Excerpts from an interface dataset -
BEGIN
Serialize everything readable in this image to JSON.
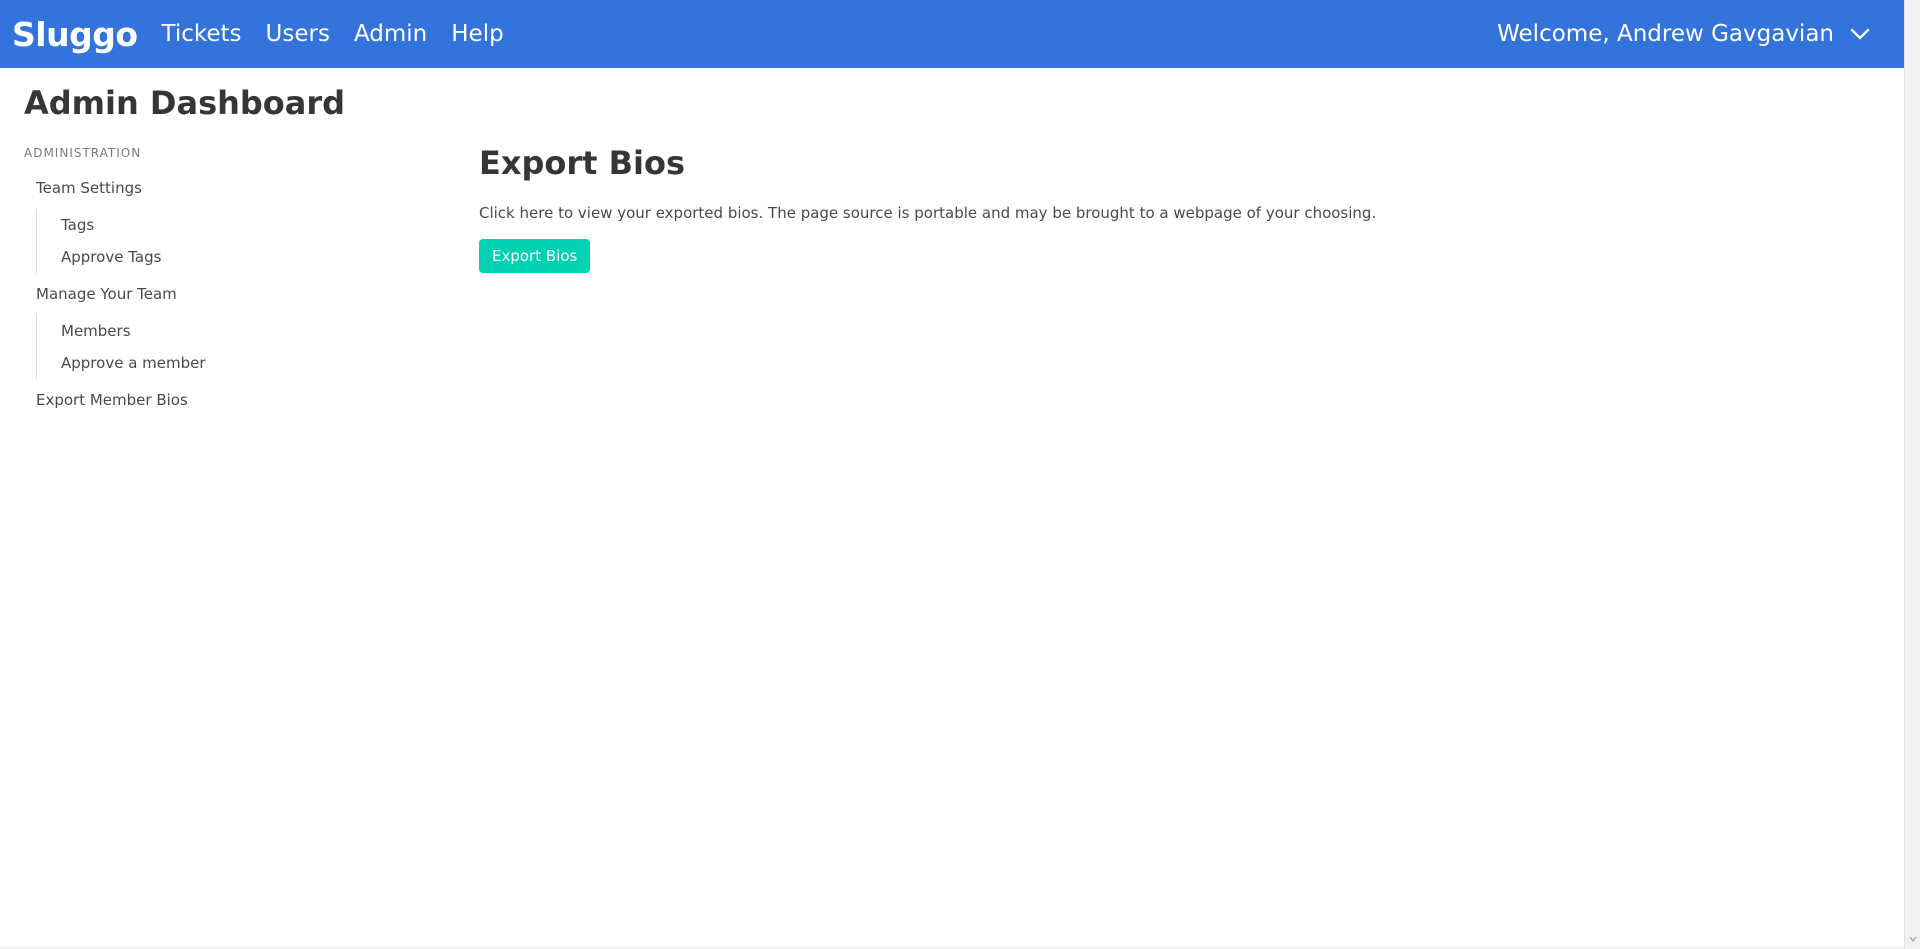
{
  "navbar": {
    "brand": "Sluggo",
    "links": [
      "Tickets",
      "Users",
      "Admin",
      "Help"
    ],
    "user_greeting": "Welcome, Andrew Gavgavian",
    "background_color": "#3273dc"
  },
  "page_title": "Admin Dashboard",
  "sidebar": {
    "label": "ADMINISTRATION",
    "sections": [
      {
        "title": "Team Settings",
        "items": [
          "Tags",
          "Approve Tags"
        ]
      },
      {
        "title": "Manage Your Team",
        "items": [
          "Members",
          "Approve a member"
        ]
      },
      {
        "title": "Export Member Bios",
        "items": []
      }
    ]
  },
  "main": {
    "title": "Export Bios",
    "description": "Click here to view your exported bios. The page source is portable and may be brought to a webpage of your choosing.",
    "button_label": "Export Bios",
    "button_color": "#00d1b2"
  }
}
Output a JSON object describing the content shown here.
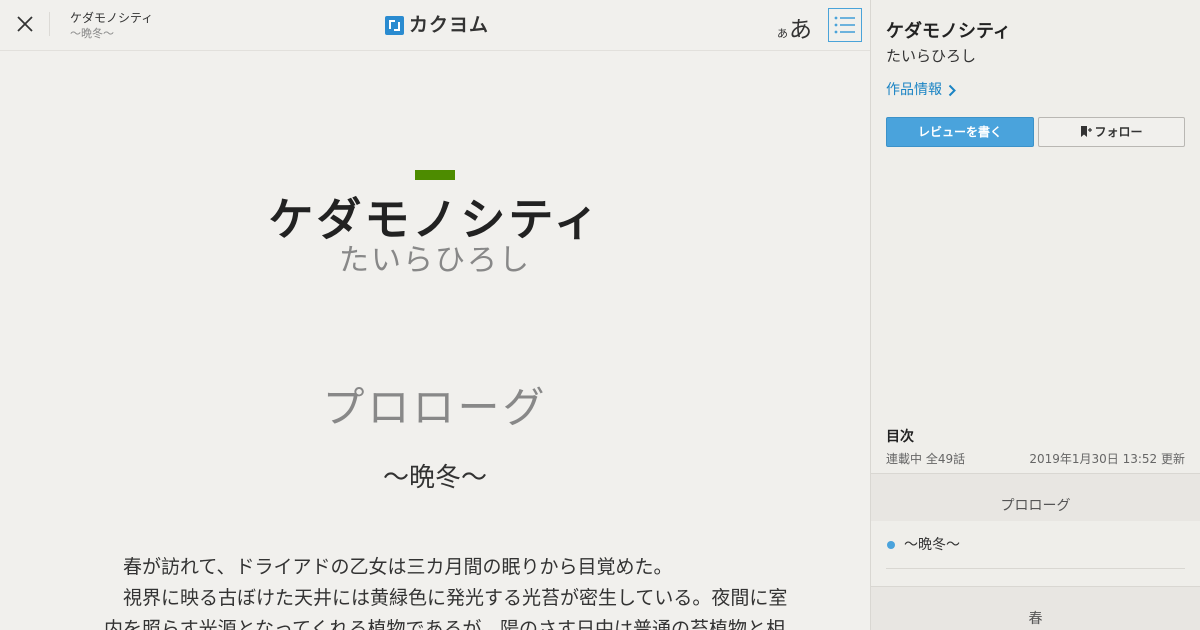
{
  "header": {
    "work_title": "ケダモノシティ",
    "episode_title": "～晩冬～",
    "logo_text": "カクヨム",
    "font_small": "あ",
    "font_large": "あ"
  },
  "reader": {
    "title": "ケダモノシティ",
    "author": "たいらひろし",
    "chapter": "プロローグ",
    "episode": "～晩冬～",
    "paragraphs": [
      "　春が訪れて、ドライアドの乙女は三カ月間の眠りから目覚めた。",
      "　視界に映る古ぼけた天井には黄緑色に発光する光苔が密生している。夜間に室",
      "内を照らす光源となってくれる植物であるが、陽のさす日中は普通の苔植物と相"
    ]
  },
  "sidebar": {
    "title": "ケダモノシティ",
    "author": "たいらひろし",
    "info_link": "作品情報",
    "review_button": "レビューを書く",
    "follow_button": "フォロー",
    "toc_heading": "目次",
    "status": "連載中 全49話",
    "updated": "2019年1月30日 13:52 更新",
    "chapters": [
      {
        "title": "プロローグ",
        "episodes": [
          "～晩冬～"
        ]
      },
      {
        "title": "春",
        "episodes": []
      }
    ]
  },
  "colors": {
    "accent_blue": "#4aa3dc",
    "link_blue": "#1b84c4",
    "title_bar_green": "#4d8c00",
    "background": "#f1f0ed"
  },
  "icons": [
    "close-icon",
    "kakuyomu-logo-icon",
    "toc-list-icon",
    "chevron-right-icon",
    "bookmark-plus-icon"
  ]
}
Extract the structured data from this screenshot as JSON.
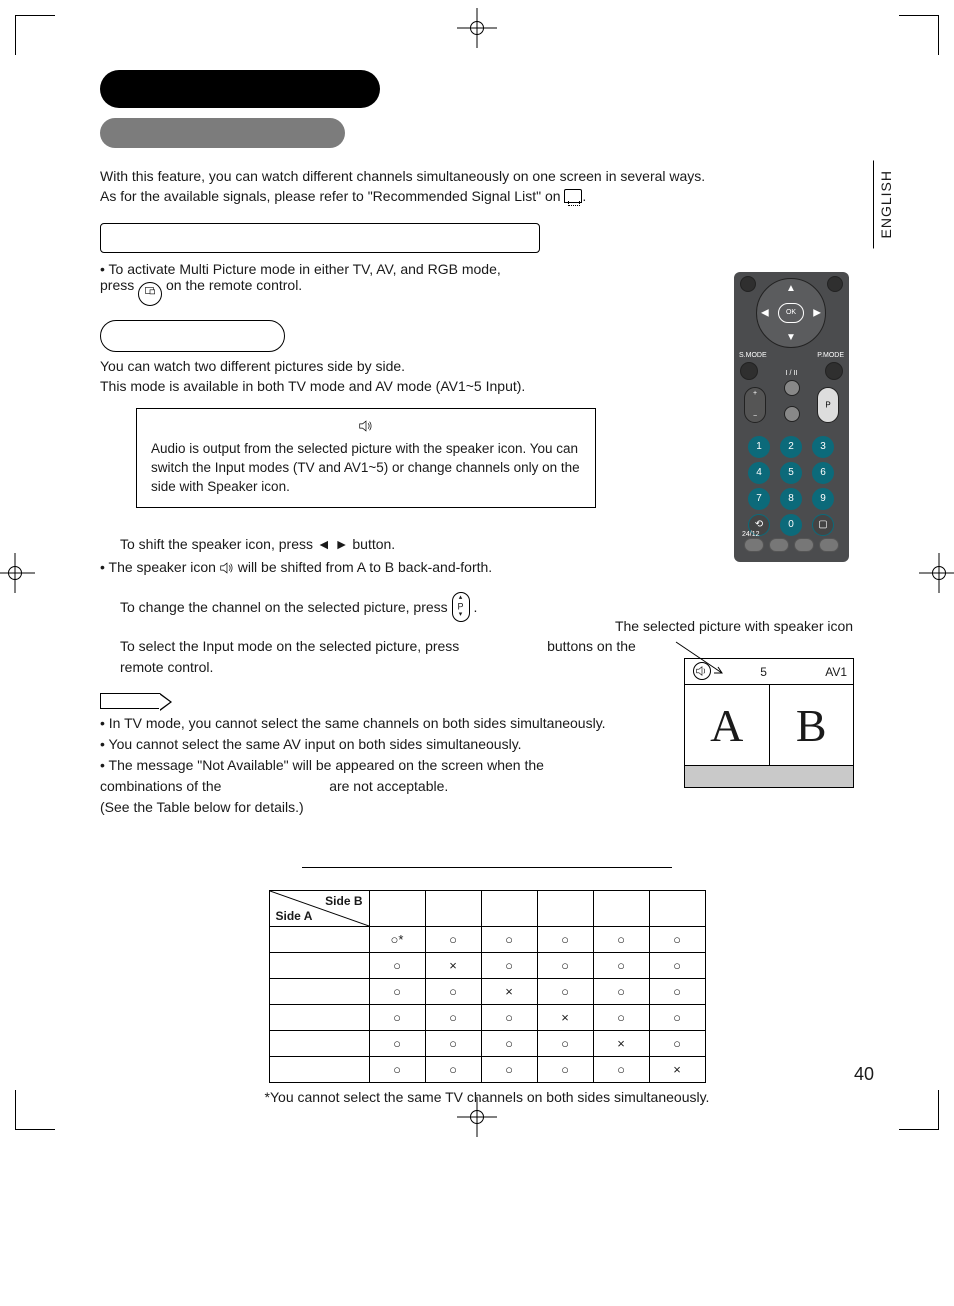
{
  "lang_tab": "ENGLISH",
  "page_number": "40",
  "intro_line1": "With this feature, you can watch different channels simultaneously on one screen in several ways.",
  "intro_line2a": "As for the available signals, please refer to \"Recommended Signal List\" on ",
  "intro_line2b": ".",
  "activate_line1": "• To activate Multi Picture mode in either TV, AV, and RGB mode,",
  "activate_line2a": "  press ",
  "activate_line2b": " on the remote control.",
  "twin_line1": "You can watch two different pictures side by side.",
  "twin_line2": "This mode is available in both TV mode and AV mode (AV1~5 Input).",
  "note_audio1": "Audio is output from the selected picture with the speaker icon.",
  "note_audio2": "You can switch the Input modes (TV and AV1~5) or change channels only on the side with Speaker icon.",
  "instr_shift": "To shift the speaker icon, press ◄ ► button.",
  "instr_speaker_a": "• The speaker icon ",
  "instr_speaker_b": " will be shifted from A to B back-and-forth.",
  "instr_change_a": "To change the channel on the selected picture, press ",
  "instr_change_b": ".",
  "instr_input_a": "To select the Input mode on the selected picture, press ",
  "instr_input_b": " buttons on the remote control.",
  "p_key_label": "P",
  "notes_bullet1": "• In TV mode, you cannot select the same channels on both sides simultaneously.",
  "notes_bullet2": "• You cannot select the same AV input on both sides simultaneously.",
  "notes_bullet3a": "• The message \"Not Available\" will be appeared on the screen when the",
  "notes_bullet3b": "  combinations of the ",
  "notes_bullet3c": " are not acceptable.",
  "notes_bullet4": "  (See the Table below for details.)",
  "selected_caption": "The selected picture with speaker icon",
  "ab_label_num": "5",
  "ab_label_av": "AV1",
  "ab_letter_a": "A",
  "ab_letter_b": "B",
  "diag_sb": "Side B",
  "diag_sa": "Side A",
  "table_foot": "*You cannot select the same TV channels on both sides simultaneously.",
  "t": {
    "r1": [
      "○*",
      "○",
      "○",
      "○",
      "○",
      "○"
    ],
    "r2": [
      "○",
      "×",
      "○",
      "○",
      "○",
      "○"
    ],
    "r3": [
      "○",
      "○",
      "×",
      "○",
      "○",
      "○"
    ],
    "r4": [
      "○",
      "○",
      "○",
      "×",
      "○",
      "○"
    ],
    "r5": [
      "○",
      "○",
      "○",
      "○",
      "×",
      "○"
    ],
    "r6": [
      "○",
      "○",
      "○",
      "○",
      "○",
      "×"
    ]
  },
  "remote_ok": "OK",
  "remote_smode": "S.MODE",
  "remote_pmode": "P.MODE",
  "remote_iii": "I / II",
  "remote_p": "P",
  "remote_2412": "24/12"
}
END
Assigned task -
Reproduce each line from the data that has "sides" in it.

Worked solution -
  "notes_bullet1": "• In TV mode, you cannot select the same channels on both sides simultaneously.",
  "notes_bullet2": "• You cannot select the same AV input on both sides simultaneously.",
  "table_foot": "*You cannot select the same TV channels on both sides simultaneously.",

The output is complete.